CMEs are supposed to be monitored by the Accreditation Council for Continuing Medical Education (ACCME) but like Standard and Poor’s and Moody’s stock ratings funding comes from the client side so buyer beware.
Last year Bernard Carroll, MD a former chairman of psychiatry at Duke, challenged the objectivity of a CME Outfitters course called Atypical Antipsychotics in Major Depressive Disorder: When Current Treatments Are Not Enough (what are they trying to say?) funded by Seroquel maker AstraZeneca and taught by disgraced Emory University psychiatrist Charles Nemeroff, MD who lost his department chairmanship from unreported drug industry income.
Two doses of Seroquel were tested but only the results of one were “statistically significant,” writes Carroll on a blog called Health Care Renewal. “One of the junior presenters stated very clearly that there was ‘significant improvement in both response and remission with both doses’ of Seroquel. That is a falsification of the scientific record.”
In October AstraZeneca agreed to pay $520 million to settle Seroquel suits and investigations of “physicians who participated in clinical trials involving Seroquel,” presumably on which safety was established, and a JAMA article red flags Seroquel’s metabolic proclivities in which studied children gained a pound a week and more. Yet AstraZeneca still seeks FDA approval to market Seroquel to kids.

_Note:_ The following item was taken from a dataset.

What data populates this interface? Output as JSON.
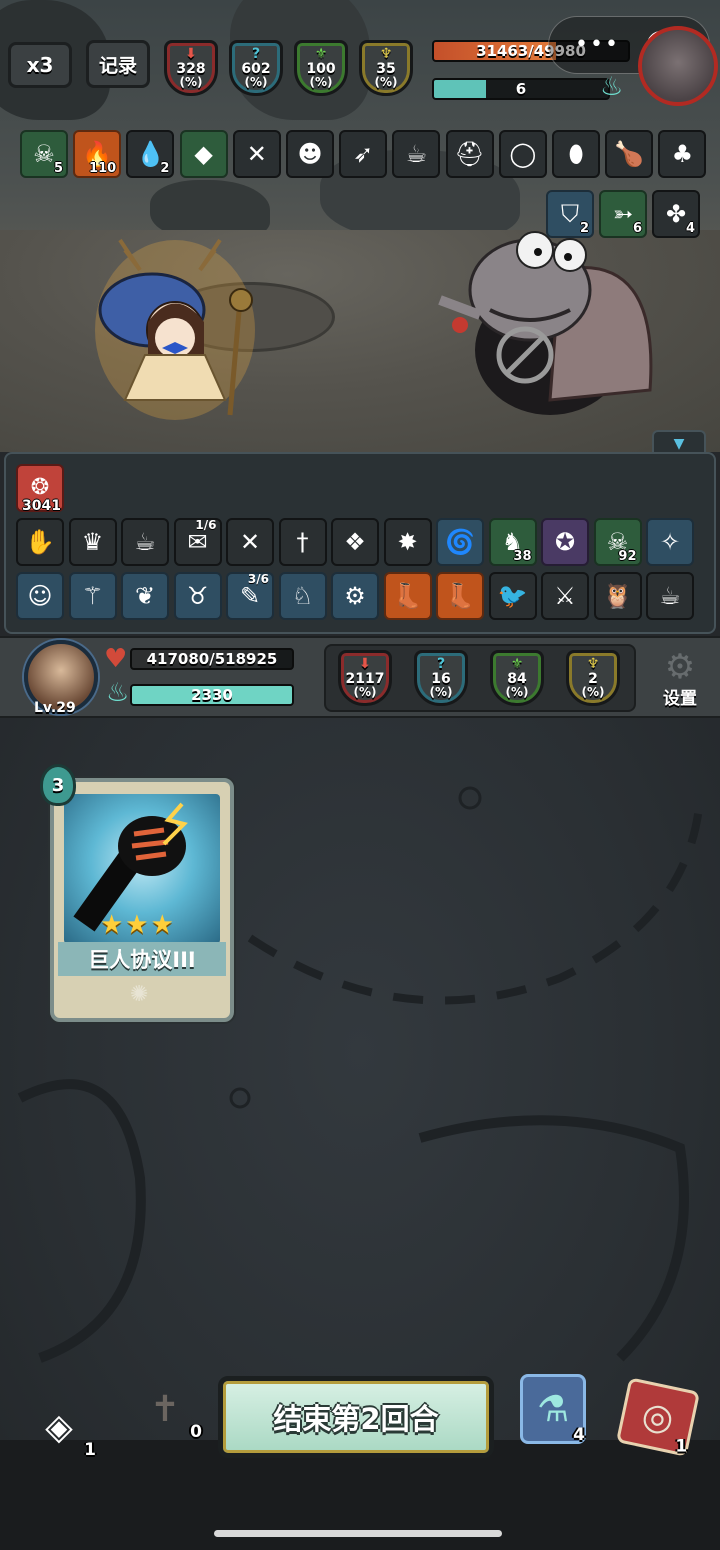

Nor did the April 2009 article about Seroquel, Maintenance Treatment For Patients With Bipolar I Disorder: Results From A North American Study Of Quetiapine In Combination With Lithium Or Divalproex in the American Journal of Psychiatry (AJP) by CME presenter Trisha Suppes fare well.
Why were two-thirds of pre-randomization patients discontinued because of “lack of therapeutic response, developing an adverse event” and being lost to follow-up, ask Debasish Basu, MD, and Kaustav Chakraborty, MD from Chandigarh, India in the October AJP? “Could it be possible that the remaining patients, who did eventually proceed to the randomization phase, represented a group favorably predisposed to the quetiapine combination?”
A second letter in the same AJP echoes the methodology questions. “Only one-third of the patients were selected for maintenance therapy, which raises the possibility of selection bias,” write Bettahalasoor S. Somashekar, MD, DPM, Ashok Kumar Jainer, MD, MRCP and Wajid Shafi, MD from Coventry, UK. “In this regard, Healy [David Healy, MD, Cardiff University professor] stated that company sponsored clinical trials invariably recruit samples of convenience, which by definition do not actually sustain extrapolation to normal clinical practice.”
Similar methodology questions are raised about the “science” behind Medscape’s Quadrivalent HPV Vaccine May Be Effective in Women 24 to 45 Years Old CME in the October 10 Lancet. Not only should your sons and daughters get the Human Papillomavirus vaccine,says Merck, so should your parents.
Why did Munoz et al exclude women “with pre-existing infections and women who do not complete the full course of the vaccine,” ask six researchers with US National Cancer Institute. Is this also a sample of convenience?
Why was “infection of 6 month duration or longer” used as an endpoint for showing a cancer benefit asks a different set of researchers, Stefanie Schenk and Jutta Halbekath from Berlin, in the same Lancet issue. Why is there no “differentiation” between infection and cancer–a big scientific leap?
Clearly the letter writers need to do their CMEs.
MARTHA ROSENBERG can be reached at: firstname.lastname@example.org